Provided entries.
☆ ☆ ☆ ☆

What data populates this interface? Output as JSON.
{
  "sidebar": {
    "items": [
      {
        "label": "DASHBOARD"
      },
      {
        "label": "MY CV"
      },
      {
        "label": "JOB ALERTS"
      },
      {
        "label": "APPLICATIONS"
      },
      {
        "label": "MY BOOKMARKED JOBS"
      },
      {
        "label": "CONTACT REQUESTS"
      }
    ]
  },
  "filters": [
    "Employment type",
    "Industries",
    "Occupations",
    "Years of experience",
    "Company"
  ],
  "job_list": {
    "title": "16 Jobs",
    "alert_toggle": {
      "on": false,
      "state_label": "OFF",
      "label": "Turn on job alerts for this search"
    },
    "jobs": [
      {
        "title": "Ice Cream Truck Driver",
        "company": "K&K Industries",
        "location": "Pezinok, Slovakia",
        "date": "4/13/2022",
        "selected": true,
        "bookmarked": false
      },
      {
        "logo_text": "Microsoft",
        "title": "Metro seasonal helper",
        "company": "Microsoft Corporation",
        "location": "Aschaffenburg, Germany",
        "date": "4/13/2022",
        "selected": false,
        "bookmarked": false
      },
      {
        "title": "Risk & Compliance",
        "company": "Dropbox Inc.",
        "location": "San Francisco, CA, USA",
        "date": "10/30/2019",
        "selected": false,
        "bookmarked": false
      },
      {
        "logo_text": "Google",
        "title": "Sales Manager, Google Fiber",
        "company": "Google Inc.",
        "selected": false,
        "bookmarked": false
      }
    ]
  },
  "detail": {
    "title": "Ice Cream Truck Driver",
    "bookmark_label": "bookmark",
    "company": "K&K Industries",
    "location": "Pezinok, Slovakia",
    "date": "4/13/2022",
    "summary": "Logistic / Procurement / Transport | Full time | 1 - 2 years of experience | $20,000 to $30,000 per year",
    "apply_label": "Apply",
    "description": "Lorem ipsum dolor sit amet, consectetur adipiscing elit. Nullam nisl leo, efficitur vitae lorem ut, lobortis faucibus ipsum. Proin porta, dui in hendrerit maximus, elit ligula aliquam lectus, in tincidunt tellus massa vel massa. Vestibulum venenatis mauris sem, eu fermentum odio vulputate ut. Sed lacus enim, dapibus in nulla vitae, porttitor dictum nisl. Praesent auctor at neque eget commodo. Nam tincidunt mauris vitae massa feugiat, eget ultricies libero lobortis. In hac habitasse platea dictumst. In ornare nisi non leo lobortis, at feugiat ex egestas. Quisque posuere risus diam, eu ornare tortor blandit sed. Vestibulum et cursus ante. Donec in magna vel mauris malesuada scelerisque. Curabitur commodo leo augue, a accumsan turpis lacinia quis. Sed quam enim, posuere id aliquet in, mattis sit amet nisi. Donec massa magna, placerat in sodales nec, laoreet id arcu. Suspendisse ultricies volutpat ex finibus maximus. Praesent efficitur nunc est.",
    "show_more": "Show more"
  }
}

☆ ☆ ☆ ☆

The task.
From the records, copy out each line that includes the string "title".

Response below.
    "title": "16 Jobs",
        "title": "Ice Cream Truck Driver",
        "title": "Metro seasonal helper",
        "title": "Risk & Compliance",
        "title": "Sales Manager, Google Fiber",
    "title": "Ice Cream Truck Driver",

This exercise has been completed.